◆ Required work
For each line below that holds the word "true", make a copy.

◆ Record extracts
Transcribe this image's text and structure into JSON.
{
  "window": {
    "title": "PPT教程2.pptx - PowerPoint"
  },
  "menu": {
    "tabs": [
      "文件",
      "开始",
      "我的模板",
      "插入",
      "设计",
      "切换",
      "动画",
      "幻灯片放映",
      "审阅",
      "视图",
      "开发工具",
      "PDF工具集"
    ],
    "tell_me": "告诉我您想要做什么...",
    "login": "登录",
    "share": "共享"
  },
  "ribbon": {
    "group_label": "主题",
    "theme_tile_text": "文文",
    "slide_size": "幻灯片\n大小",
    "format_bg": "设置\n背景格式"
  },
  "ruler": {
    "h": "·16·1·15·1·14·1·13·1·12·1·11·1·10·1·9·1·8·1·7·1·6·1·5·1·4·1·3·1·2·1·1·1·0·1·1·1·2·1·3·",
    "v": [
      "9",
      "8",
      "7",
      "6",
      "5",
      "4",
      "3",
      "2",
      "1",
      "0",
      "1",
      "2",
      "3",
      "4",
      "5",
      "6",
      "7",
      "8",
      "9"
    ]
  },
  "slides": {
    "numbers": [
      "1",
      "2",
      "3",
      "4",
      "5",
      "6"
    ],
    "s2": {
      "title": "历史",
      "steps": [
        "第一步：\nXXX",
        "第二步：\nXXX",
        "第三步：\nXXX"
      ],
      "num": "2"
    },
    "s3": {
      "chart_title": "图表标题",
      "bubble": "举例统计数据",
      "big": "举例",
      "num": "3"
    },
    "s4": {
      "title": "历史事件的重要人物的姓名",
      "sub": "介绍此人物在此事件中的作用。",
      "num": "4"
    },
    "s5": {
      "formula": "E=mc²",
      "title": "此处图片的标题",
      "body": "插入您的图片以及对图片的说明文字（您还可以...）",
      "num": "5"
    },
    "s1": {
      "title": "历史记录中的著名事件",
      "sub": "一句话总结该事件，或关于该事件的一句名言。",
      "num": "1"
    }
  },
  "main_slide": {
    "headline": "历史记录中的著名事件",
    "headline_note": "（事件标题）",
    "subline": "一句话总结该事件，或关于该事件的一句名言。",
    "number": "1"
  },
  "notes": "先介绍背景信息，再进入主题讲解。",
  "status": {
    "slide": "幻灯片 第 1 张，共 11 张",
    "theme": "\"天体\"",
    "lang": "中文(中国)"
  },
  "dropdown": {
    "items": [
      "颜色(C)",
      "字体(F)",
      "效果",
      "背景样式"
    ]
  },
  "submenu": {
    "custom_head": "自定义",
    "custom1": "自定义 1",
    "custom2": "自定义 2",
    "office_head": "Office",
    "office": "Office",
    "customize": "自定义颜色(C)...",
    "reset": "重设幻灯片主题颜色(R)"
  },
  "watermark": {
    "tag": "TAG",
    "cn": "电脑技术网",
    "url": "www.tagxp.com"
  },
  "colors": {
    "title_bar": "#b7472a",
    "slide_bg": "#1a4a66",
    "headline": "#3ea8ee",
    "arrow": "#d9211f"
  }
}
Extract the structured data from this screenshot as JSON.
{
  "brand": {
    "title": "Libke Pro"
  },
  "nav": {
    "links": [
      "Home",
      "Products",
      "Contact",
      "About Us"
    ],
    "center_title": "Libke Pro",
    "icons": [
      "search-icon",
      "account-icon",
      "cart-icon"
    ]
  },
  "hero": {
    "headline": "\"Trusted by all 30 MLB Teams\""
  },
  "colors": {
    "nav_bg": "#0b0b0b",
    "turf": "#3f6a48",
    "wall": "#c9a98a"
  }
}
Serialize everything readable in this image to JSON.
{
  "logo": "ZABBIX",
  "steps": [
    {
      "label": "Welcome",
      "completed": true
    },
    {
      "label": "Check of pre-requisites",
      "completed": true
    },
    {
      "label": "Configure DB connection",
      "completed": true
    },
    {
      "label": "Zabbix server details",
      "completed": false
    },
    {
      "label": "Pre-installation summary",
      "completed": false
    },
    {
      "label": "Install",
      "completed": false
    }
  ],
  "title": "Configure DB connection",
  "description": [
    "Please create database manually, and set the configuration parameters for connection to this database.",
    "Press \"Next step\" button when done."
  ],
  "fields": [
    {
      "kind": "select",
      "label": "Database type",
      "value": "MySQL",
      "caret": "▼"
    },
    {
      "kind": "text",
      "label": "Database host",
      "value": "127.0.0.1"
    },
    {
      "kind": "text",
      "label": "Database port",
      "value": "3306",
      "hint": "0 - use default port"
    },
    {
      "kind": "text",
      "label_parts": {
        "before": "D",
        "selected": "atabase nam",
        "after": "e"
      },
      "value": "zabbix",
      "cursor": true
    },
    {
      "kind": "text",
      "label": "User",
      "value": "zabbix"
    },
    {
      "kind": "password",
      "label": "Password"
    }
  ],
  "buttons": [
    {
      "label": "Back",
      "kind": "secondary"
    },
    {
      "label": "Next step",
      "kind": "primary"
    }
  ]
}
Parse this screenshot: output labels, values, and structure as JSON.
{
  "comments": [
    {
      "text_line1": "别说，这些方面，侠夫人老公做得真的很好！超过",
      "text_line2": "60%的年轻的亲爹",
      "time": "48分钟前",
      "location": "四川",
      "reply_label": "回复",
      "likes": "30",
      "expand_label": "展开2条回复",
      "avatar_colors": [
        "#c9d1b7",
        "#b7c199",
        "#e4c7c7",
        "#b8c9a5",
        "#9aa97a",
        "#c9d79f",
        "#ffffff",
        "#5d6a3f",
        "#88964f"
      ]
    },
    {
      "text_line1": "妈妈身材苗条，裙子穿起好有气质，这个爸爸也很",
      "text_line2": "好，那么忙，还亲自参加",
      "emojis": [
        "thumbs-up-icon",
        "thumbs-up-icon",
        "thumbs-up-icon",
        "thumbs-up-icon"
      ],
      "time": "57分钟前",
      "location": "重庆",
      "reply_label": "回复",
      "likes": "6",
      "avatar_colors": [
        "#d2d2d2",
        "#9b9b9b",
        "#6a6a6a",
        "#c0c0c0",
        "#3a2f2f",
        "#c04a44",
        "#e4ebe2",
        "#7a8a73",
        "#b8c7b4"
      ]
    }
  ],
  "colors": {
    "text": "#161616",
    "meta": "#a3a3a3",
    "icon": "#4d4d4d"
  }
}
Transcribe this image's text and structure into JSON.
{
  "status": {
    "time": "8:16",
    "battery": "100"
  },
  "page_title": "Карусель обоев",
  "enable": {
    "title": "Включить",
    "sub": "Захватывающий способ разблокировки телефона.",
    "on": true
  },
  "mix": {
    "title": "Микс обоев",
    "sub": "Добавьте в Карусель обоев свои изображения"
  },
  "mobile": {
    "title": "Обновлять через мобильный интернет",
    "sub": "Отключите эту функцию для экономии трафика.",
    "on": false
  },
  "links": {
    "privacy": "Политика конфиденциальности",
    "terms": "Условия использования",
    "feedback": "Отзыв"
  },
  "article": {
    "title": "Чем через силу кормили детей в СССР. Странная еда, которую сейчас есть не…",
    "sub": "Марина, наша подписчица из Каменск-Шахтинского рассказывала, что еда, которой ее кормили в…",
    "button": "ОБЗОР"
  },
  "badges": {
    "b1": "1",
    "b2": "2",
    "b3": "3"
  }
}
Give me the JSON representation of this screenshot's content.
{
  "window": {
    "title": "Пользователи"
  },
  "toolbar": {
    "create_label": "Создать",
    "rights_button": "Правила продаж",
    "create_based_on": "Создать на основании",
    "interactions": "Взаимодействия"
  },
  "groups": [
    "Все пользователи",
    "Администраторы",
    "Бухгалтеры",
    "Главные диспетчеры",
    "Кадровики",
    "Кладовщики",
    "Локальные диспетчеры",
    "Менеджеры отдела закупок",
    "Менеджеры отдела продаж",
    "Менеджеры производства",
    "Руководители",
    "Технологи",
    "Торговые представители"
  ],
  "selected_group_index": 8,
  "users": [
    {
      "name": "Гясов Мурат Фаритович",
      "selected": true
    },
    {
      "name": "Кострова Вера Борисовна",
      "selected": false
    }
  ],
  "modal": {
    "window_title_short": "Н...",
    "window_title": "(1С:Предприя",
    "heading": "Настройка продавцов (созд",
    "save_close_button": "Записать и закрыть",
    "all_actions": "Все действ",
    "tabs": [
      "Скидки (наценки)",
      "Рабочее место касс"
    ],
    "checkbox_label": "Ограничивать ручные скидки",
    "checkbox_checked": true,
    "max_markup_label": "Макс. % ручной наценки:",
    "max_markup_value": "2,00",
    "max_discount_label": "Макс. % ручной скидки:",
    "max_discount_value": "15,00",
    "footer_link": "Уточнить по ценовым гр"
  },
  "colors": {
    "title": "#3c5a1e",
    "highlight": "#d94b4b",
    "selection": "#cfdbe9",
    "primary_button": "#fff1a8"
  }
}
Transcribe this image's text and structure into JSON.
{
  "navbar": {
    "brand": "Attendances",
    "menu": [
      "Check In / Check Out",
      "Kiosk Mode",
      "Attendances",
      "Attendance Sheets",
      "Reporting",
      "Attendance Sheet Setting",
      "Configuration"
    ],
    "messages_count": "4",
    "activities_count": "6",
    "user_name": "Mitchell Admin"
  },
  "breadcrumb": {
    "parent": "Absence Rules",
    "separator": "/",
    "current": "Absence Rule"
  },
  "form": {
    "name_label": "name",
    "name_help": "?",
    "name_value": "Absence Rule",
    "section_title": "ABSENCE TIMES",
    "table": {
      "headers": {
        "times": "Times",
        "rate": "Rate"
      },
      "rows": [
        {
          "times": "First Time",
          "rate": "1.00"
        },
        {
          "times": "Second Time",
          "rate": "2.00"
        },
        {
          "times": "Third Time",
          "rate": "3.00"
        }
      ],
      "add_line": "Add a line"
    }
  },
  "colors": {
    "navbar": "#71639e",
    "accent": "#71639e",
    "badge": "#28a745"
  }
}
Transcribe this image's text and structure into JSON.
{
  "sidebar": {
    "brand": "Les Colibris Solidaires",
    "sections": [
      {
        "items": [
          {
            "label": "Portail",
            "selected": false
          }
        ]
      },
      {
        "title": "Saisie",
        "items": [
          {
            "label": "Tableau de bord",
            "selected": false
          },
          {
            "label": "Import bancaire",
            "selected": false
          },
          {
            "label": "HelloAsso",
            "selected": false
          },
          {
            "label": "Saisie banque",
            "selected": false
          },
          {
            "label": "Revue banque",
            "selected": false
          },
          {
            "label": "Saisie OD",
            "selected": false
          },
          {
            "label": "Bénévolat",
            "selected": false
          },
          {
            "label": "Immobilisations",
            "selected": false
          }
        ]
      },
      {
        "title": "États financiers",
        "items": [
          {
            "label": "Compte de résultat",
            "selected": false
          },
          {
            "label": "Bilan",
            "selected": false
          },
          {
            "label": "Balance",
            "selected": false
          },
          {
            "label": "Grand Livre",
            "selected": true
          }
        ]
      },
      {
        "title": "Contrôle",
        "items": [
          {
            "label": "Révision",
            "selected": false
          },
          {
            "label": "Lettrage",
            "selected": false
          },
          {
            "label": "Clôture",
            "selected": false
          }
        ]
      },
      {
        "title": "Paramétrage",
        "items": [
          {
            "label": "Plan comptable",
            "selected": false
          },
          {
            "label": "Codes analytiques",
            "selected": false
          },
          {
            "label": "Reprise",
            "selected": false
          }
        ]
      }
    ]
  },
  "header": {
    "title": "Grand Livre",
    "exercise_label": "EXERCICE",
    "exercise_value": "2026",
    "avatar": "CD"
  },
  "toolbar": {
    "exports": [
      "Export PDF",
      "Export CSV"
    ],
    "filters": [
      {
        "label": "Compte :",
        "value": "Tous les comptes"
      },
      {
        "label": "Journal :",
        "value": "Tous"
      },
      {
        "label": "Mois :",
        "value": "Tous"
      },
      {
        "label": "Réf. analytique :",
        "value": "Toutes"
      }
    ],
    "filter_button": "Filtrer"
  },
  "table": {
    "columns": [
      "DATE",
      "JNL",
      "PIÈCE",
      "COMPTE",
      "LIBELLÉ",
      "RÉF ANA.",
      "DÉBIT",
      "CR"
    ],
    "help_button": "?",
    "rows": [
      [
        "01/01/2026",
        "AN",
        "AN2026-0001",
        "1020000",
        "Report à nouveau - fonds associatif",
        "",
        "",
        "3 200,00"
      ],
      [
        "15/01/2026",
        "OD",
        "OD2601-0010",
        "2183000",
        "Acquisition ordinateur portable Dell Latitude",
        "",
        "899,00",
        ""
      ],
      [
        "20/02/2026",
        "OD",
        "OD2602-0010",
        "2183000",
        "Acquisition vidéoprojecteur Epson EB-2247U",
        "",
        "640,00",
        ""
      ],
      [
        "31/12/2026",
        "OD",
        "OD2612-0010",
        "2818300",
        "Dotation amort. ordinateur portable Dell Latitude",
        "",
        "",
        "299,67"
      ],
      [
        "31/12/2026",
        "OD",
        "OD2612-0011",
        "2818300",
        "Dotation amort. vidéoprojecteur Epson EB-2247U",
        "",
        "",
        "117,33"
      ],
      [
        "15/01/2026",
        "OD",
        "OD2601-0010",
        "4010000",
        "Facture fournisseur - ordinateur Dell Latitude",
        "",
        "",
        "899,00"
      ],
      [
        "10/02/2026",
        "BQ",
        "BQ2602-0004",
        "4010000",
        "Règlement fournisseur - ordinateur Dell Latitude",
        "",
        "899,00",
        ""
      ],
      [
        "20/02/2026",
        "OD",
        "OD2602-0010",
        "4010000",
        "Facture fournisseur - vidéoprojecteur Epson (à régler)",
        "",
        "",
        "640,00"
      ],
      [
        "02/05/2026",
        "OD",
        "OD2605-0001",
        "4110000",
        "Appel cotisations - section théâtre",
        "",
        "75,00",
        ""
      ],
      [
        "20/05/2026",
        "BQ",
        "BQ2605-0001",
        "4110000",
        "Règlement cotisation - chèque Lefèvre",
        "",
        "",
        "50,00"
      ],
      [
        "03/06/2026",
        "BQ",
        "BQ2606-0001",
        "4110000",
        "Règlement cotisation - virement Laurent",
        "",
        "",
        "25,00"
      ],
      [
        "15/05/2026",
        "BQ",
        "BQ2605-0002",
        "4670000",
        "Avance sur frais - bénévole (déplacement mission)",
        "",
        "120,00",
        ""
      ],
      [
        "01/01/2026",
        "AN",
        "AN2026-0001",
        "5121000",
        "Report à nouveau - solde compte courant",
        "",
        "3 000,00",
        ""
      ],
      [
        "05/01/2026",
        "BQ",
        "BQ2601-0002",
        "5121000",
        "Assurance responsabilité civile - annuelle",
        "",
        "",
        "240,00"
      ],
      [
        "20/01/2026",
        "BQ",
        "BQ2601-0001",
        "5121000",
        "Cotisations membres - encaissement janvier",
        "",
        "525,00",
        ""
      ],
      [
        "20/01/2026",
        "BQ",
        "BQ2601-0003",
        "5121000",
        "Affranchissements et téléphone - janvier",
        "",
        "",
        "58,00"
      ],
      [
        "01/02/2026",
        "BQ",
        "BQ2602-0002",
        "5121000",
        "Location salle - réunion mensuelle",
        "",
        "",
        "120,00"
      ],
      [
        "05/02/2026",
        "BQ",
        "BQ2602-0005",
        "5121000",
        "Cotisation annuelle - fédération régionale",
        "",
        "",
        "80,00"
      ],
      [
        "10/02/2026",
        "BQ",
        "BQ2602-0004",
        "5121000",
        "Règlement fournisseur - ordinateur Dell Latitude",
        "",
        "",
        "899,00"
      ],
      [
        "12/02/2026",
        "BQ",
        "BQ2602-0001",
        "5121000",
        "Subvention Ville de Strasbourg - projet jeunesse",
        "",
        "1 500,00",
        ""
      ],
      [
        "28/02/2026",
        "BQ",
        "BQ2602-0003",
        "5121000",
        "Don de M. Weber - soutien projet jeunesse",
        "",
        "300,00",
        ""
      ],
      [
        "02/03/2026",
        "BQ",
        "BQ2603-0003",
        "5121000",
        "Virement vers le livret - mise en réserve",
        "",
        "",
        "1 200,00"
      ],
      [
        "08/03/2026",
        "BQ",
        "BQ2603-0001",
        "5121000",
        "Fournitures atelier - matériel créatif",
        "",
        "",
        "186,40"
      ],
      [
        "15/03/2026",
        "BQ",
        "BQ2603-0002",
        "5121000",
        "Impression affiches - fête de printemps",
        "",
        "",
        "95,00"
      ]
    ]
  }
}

◆ Written answer
      "completed": true
      "completed": true
      "completed": true
      "cursor": true
    "on": true
      "selected": true
    "checkbox_checked": true,
            "selected": true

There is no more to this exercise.